Task requirements>
Among the records, which lines hold the word "指定网站采集邮箱"? Pick them out.

(Beginning of Input for this task)

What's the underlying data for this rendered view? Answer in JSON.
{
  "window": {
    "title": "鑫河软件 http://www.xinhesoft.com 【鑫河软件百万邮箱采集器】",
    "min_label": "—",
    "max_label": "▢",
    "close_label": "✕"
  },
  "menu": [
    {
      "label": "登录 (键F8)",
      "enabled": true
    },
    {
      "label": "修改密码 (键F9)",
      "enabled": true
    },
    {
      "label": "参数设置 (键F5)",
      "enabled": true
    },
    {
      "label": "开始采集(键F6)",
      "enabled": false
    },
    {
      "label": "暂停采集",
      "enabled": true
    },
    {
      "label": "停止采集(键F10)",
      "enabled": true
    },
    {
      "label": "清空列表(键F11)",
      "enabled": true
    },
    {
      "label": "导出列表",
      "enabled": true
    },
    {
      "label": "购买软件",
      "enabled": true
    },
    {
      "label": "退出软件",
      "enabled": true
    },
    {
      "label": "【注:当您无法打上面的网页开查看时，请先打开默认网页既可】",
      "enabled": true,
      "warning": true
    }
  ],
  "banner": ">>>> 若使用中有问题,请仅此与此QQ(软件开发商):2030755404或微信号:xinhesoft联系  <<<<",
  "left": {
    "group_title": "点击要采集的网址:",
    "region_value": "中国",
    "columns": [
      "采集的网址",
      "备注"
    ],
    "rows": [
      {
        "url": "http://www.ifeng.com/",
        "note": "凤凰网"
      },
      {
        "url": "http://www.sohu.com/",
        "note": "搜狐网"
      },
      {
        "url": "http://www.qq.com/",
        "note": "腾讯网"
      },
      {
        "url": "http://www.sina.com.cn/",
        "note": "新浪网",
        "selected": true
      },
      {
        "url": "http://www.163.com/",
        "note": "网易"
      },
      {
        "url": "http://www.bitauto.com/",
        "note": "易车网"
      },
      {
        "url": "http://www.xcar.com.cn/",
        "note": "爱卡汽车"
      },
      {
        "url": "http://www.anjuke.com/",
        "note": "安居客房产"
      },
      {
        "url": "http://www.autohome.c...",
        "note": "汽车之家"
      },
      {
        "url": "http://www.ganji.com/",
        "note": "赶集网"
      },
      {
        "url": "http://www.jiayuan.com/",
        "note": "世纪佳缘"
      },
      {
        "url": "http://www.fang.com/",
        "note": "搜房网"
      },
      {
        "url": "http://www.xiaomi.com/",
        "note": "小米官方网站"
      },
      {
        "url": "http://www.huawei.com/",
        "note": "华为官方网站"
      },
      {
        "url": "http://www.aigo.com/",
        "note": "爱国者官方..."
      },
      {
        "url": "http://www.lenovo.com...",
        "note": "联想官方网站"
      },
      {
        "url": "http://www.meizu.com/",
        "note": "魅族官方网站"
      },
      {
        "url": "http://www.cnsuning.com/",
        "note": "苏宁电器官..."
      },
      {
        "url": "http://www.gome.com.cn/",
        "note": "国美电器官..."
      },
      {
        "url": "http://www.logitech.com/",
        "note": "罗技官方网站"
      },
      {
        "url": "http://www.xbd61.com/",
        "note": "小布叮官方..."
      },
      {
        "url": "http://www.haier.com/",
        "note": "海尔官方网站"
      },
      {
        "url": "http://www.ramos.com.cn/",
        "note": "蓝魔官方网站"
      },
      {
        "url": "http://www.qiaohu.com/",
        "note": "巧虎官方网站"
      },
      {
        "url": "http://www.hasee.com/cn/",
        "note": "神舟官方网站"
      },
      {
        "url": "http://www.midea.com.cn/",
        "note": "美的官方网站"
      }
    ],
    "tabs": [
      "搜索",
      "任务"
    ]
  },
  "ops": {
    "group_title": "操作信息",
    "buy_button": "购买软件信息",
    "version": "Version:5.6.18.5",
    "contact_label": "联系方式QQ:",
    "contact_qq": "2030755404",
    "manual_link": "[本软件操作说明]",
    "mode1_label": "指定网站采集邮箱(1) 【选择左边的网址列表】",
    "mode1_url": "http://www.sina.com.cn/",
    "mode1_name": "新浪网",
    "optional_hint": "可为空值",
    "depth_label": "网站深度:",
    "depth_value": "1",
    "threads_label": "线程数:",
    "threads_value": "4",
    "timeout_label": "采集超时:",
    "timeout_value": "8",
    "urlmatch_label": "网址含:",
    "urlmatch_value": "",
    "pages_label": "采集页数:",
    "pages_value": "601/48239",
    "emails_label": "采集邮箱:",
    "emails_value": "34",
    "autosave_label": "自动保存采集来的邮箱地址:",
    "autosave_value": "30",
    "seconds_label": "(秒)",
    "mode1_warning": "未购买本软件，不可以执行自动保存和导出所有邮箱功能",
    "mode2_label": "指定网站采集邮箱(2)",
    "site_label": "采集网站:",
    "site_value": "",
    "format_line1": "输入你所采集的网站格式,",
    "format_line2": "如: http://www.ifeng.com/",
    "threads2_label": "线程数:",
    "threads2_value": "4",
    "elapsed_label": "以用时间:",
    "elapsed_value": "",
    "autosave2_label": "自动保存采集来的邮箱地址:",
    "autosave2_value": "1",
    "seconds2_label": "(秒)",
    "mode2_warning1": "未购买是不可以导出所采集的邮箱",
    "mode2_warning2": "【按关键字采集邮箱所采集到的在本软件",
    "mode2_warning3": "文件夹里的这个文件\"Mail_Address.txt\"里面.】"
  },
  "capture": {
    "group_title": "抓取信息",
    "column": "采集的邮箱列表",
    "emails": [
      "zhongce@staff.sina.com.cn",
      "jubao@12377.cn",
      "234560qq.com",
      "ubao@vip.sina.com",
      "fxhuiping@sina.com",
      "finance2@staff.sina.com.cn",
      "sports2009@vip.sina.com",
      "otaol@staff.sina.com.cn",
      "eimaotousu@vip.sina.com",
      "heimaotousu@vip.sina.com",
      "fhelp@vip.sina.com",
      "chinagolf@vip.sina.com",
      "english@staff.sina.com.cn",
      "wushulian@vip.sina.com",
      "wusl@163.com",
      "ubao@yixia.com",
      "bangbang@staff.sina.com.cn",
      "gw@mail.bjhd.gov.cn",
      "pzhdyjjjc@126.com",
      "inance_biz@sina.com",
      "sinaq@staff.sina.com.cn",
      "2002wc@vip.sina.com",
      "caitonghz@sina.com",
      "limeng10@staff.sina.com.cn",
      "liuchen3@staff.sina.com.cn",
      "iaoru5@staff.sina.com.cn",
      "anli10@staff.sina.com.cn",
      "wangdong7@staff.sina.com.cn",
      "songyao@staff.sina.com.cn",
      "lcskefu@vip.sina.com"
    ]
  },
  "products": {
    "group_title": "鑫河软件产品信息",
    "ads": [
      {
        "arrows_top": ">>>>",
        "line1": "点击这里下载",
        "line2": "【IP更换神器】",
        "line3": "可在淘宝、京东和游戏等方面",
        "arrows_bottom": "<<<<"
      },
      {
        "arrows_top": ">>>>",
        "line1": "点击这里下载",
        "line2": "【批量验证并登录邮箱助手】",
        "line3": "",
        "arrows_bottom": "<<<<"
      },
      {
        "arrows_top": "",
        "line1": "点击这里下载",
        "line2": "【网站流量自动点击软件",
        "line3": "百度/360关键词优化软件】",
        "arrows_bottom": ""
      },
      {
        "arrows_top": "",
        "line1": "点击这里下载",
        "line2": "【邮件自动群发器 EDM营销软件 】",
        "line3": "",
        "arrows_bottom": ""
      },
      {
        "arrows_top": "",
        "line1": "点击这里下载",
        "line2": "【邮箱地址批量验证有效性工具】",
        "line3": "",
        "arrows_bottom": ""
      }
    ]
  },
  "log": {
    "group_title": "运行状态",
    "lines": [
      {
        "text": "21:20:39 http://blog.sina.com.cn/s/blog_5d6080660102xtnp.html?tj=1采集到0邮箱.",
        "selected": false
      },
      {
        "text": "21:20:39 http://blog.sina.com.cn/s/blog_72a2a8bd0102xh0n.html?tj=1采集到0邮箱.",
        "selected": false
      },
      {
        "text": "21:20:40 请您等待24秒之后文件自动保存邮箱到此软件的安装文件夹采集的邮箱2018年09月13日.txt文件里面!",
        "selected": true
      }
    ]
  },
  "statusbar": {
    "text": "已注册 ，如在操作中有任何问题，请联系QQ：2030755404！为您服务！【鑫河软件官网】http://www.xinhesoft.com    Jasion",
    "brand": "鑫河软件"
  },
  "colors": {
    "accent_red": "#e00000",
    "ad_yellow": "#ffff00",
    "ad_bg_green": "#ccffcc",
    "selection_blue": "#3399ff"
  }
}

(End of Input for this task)

Answer section>
    "mode1_label": "指定网站采集邮箱(1) 【选择左边的网址列表】",
    "mode2_label": "指定网站采集邮箱(2)",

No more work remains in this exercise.